[Page and application data records]
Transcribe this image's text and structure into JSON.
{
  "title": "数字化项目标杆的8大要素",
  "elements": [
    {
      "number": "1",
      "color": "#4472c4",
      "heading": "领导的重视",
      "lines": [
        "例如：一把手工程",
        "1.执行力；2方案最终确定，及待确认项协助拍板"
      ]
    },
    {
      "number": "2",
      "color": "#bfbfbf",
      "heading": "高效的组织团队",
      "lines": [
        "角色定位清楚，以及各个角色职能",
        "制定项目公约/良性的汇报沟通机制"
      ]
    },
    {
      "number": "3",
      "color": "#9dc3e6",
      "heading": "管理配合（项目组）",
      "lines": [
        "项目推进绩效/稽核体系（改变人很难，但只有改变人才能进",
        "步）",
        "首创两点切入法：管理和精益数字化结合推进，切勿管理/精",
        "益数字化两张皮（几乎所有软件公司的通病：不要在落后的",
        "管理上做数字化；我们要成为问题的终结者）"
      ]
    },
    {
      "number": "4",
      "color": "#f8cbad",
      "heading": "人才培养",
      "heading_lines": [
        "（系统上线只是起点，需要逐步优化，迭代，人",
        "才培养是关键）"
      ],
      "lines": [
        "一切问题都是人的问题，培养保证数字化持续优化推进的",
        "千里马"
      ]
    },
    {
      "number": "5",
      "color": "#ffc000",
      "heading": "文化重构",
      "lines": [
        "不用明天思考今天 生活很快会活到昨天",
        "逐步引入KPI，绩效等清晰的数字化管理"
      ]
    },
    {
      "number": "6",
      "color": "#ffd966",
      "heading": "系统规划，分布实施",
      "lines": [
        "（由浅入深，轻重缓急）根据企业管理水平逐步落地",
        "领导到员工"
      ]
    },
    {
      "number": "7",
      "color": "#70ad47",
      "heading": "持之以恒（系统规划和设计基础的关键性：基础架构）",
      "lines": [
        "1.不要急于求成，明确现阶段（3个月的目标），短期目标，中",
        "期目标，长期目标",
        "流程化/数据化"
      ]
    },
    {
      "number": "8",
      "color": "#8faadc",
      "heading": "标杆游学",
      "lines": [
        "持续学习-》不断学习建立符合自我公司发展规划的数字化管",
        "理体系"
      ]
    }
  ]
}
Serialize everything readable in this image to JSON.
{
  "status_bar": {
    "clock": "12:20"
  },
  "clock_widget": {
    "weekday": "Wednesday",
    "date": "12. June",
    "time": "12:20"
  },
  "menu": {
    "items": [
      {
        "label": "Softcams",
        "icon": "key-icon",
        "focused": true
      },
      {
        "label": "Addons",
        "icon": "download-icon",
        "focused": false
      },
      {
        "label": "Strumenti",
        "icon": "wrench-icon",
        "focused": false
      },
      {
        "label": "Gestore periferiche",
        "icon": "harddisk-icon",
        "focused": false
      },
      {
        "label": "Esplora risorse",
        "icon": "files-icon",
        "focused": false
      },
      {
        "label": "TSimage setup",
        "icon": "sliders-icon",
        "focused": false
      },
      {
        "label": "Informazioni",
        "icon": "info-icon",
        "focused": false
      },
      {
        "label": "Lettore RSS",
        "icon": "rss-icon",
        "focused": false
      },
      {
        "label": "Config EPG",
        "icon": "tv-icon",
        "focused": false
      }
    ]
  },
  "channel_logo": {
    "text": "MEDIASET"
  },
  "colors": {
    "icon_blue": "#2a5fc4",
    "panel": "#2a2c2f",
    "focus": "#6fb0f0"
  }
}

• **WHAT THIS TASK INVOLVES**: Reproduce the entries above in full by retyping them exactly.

• **ANSWER BOX**:
Transcribe this image's text and structure into JSON.
{
  "title": "数字化项目标杆的8大要素",
  "elements": [
    {
      "number": "1",
      "color": "#4472c4",
      "heading": "领导的重视",
      "lines": [
        "例如：一把手工程",
        "1.执行力；2方案最终确定，及待确认项协助拍板"
      ]
    },
    {
      "number": "2",
      "color": "#bfbfbf",
      "heading": "高效的组织团队",
      "lines": [
        "角色定位清楚，以及各个角色职能",
        "制定项目公约/良性的汇报沟通机制"
      ]
    },
    {
      "number": "3",
      "color": "#9dc3e6",
      "heading": "管理配合（项目组）",
      "lines": [
        "项目推进绩效/稽核体系（改变人很难，但只有改变人才能进",
        "步）",
        "首创两点切入法：管理和精益数字化结合推进，切勿管理/精",
        "益数字化两张皮（几乎所有软件公司的通病：不要在落后的",
        "管理上做数字化；我们要成为问题的终结者）"
      ]
    },
    {
      "number": "4",
      "color": "#f8cbad",
      "heading": "人才培养",
      "heading_lines": [
        "（系统上线只是起点，需要逐步优化，迭代，人",
        "才培养是关键）"
      ],
      "lines": [
        "一切问题都是人的问题，培养保证数字化持续优化推进的",
        "千里马"
      ]
    },
    {
      "number": "5",
      "color": "#ffc000",
      "heading": "文化重构",
      "lines": [
        "不用明天思考今天 生活很快会活到昨天",
        "逐步引入KPI，绩效等清晰的数字化管理"
      ]
    },
    {
      "number": "6",
      "color": "#ffd966",
      "heading": "系统规划，分布实施",
      "lines": [
        "（由浅入深，轻重缓急）根据企业管理水平逐步落地",
        "领导到员工"
      ]
    },
    {
      "number": "7",
      "color": "#70ad47",
      "heading": "持之以恒（系统规划和设计基础的关键性：基础架构）",
      "lines": [
        "1.不要急于求成，明确现阶段（3个月的目标），短期目标，中",
        "期目标，长期目标",
        "流程化/数据化"
      ]
    },
    {
      "number": "8",
      "color": "#8faadc",
      "heading": "标杆游学",
      "lines": [
        "持续学习-》不断学习建立符合自我公司发展规划的数字化管",
        "理体系"
      ]
    }
  ]
}
Serialize everything readable in this image to JSON.
{
  "status_bar": {
    "clock": "12:20"
  },
  "clock_widget": {
    "weekday": "Wednesday",
    "date": "12. June",
    "time": "12:20"
  },
  "menu": {
    "items": [
      {
        "label": "Softcams",
        "icon": "key-icon",
        "focused": true
      },
      {
        "label": "Addons",
        "icon": "download-icon",
        "focused": false
      },
      {
        "label": "Strumenti",
        "icon": "wrench-icon",
        "focused": false
      },
      {
        "label": "Gestore periferiche",
        "icon": "harddisk-icon",
        "focused": false
      },
      {
        "label": "Esplora risorse",
        "icon": "files-icon",
        "focused": false
      },
      {
        "label": "TSimage setup",
        "icon": "sliders-icon",
        "focused": false
      },
      {
        "label": "Informazioni",
        "icon": "info-icon",
        "focused": false
      },
      {
        "label": "Lettore RSS",
        "icon": "rss-icon",
        "focused": false
      },
      {
        "label": "Config EPG",
        "icon": "tv-icon",
        "focused": false
      }
    ]
  },
  "channel_logo": {
    "text": "MEDIASET"
  },
  "colors": {
    "icon_blue": "#2a5fc4",
    "panel": "#2a2c2f",
    "focus": "#6fb0f0"
  }
}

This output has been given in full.